What to do -
In full and without deviation, reproduce the records that follow.

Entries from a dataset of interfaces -
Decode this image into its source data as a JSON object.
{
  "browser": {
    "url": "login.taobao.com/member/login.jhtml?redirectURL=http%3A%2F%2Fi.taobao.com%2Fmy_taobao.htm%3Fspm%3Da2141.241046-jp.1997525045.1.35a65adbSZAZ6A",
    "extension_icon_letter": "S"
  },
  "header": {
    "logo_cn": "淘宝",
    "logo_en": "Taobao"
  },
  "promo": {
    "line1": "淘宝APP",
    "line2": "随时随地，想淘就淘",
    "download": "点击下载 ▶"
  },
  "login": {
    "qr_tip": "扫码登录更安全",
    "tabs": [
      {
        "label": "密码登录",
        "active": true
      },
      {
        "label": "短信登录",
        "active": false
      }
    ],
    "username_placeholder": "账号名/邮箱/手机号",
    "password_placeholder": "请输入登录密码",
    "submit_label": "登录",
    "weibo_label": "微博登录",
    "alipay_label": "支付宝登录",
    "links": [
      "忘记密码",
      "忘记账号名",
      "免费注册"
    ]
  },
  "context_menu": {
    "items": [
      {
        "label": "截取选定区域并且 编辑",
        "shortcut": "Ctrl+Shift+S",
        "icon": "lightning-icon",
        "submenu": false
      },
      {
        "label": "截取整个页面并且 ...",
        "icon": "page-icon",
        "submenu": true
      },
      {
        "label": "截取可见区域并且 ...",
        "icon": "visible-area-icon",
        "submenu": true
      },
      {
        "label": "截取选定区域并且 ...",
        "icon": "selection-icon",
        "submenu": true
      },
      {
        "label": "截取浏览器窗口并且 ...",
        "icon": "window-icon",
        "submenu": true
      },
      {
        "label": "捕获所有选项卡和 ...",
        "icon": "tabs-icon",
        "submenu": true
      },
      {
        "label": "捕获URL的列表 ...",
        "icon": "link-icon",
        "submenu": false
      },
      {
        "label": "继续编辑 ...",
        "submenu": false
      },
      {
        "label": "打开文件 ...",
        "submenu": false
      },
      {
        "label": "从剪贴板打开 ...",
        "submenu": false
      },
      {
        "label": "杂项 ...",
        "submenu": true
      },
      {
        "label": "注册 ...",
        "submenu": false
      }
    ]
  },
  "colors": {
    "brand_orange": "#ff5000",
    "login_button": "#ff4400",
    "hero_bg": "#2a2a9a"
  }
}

Answer below -
Decode this image into its source data as a JSON object.
{
  "browser": {
    "url": "login.taobao.com/member/login.jhtml?redirectURL=http%3A%2F%2Fi.taobao.com%2Fmy_taobao.htm%3Fspm%3Da2141.241046-jp.1997525045.1.35a65adbSZAZ6A",
    "extension_icon_letter": "S"
  },
  "header": {
    "logo_cn": "淘宝",
    "logo_en": "Taobao"
  },
  "promo": {
    "line1": "淘宝APP",
    "line2": "随时随地，想淘就淘",
    "download": "点击下载 ▶"
  },
  "login": {
    "qr_tip": "扫码登录更安全",
    "tabs": [
      {
        "label": "密码登录",
        "active": true
      },
      {
        "label": "短信登录",
        "active": false
      }
    ],
    "username_placeholder": "账号名/邮箱/手机号",
    "password_placeholder": "请输入登录密码",
    "submit_label": "登录",
    "weibo_label": "微博登录",
    "alipay_label": "支付宝登录",
    "links": [
      "忘记密码",
      "忘记账号名",
      "免费注册"
    ]
  },
  "context_menu": {
    "items": [
      {
        "label": "截取选定区域并且 编辑",
        "shortcut": "Ctrl+Shift+S",
        "icon": "lightning-icon",
        "submenu": false
      },
      {
        "label": "截取整个页面并且 ...",
        "icon": "page-icon",
        "submenu": true
      },
      {
        "label": "截取可见区域并且 ...",
        "icon": "visible-area-icon",
        "submenu": true
      },
      {
        "label": "截取选定区域并且 ...",
        "icon": "selection-icon",
        "submenu": true
      },
      {
        "label": "截取浏览器窗口并且 ...",
        "icon": "window-icon",
        "submenu": true
      },
      {
        "label": "捕获所有选项卡和 ...",
        "icon": "tabs-icon",
        "submenu": true
      },
      {
        "label": "捕获URL的列表 ...",
        "icon": "link-icon",
        "submenu": false
      },
      {
        "label": "继续编辑 ...",
        "submenu": false
      },
      {
        "label": "打开文件 ...",
        "submenu": false
      },
      {
        "label": "从剪贴板打开 ...",
        "submenu": false
      },
      {
        "label": "杂项 ...",
        "submenu": true
      },
      {
        "label": "注册 ...",
        "submenu": false
      }
    ]
  },
  "colors": {
    "brand_orange": "#ff5000",
    "login_button": "#ff4400",
    "hero_bg": "#2a2a9a"
  }
}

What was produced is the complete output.